Simple, natural, eco friendly stain remover, and it works. This Meliora soap stick for laundry stain removal is so effective, it's been known to save full loads of laundry.
Simply wet the fabric, rub the soap stick onto the stained area, then wash as usual. So easy, yet so effective.
It’s the coconut. Once saponified into soap, the fatty molecules in coconut attract the fatty molecules in stains, encircling and trapping them with a molecular bond, pulling them down the drain with the wash water. The glycerin helps loosen and pull dirt down too and is the result of saponification, as well.
Full Ingredient List: Vegetable Soap [Sodium Cocoate (from coconut), Glycerin, Organic Cocos Nucifera (Coconut) Oil, Water]

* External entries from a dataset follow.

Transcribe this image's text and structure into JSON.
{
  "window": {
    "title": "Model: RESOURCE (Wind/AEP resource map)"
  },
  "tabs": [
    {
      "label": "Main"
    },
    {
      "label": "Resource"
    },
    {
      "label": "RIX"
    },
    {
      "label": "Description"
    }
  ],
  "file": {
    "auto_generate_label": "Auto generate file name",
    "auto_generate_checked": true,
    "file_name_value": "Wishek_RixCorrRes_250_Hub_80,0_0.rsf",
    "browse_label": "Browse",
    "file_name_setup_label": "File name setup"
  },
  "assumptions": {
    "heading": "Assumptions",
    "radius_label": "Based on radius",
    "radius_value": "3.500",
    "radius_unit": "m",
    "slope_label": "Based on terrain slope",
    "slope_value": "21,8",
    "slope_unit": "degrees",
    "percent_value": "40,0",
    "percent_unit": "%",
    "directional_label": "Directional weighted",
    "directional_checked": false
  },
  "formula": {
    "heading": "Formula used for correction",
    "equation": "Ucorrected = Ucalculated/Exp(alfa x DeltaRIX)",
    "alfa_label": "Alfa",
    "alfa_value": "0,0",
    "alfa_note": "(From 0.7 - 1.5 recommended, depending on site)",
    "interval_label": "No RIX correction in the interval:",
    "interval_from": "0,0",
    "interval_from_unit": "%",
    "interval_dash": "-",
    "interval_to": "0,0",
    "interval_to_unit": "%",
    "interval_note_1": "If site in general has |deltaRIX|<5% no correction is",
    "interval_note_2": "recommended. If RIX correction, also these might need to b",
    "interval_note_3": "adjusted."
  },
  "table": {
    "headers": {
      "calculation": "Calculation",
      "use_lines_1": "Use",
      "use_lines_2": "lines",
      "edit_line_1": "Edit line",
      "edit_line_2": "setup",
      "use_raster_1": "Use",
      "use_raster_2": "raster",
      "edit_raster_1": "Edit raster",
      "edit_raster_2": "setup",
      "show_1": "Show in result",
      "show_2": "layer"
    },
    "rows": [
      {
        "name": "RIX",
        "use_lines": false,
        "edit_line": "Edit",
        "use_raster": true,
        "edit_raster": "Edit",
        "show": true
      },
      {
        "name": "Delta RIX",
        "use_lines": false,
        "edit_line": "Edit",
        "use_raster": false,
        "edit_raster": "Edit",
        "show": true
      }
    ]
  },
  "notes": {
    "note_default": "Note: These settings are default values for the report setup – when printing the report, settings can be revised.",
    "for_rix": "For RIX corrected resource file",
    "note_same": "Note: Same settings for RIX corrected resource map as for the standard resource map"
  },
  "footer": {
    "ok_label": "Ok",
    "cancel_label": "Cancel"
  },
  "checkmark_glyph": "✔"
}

PACKAGING packaged in recyclable paperboard
SHIPS FROM Washington State, Pacific NW, USA
NERD ALERT: MORE INGREDIENT INFORMATION
Coconut Oil is the base vegetable oil used for soaps. Using only coconut oils results in a long-lasting, hard bar that is great for cleaning.
Sodium Cocoate: This is the chemical name of saponified (that is, 'made into soap') coconut oil. It's the chemical that grabs onto both dirt and water to do the cleaning.EWG certified 1, the best level.
Glycerin: This substance is chemically a type of alcohol and is naturally created when the oil is converted into soap. Glycerin is known for skin-softening abilities and is an effective solvent, meaning it can dissolve substances such as stains and dirt.
Organic Cocos Nucifera (Coconut) Oil: There is a small amount of coconut oil left in the soap after conversion to sodium cocoate. This is because we use sodium hydroxide, or lye, in the conversion process and leaving excess oil ensures there is no remaining lye in the finished product. Some soapmakers refer to this as 'superfatting' and more oil remaining results in a softer, more moisturizing bar. Our coconut soap bars have only a small amount of excess oil, so they are not the luxurious body bar type and more of a 'get the job done' type.
Water: Water is used in the soapmaking process as a substance that dissolves lye and then is a medium so the lye can reach all of the oil to react. After being used in this process, the water is allowed to evaporate from the soap over a period of several weeks, and the resulting dried bar has very little water. There is only about 5% water remaining in the finished bars, thus making them more shelf-stable than a liquid soap that would require a preservative due to the high (about 60%) water concentration.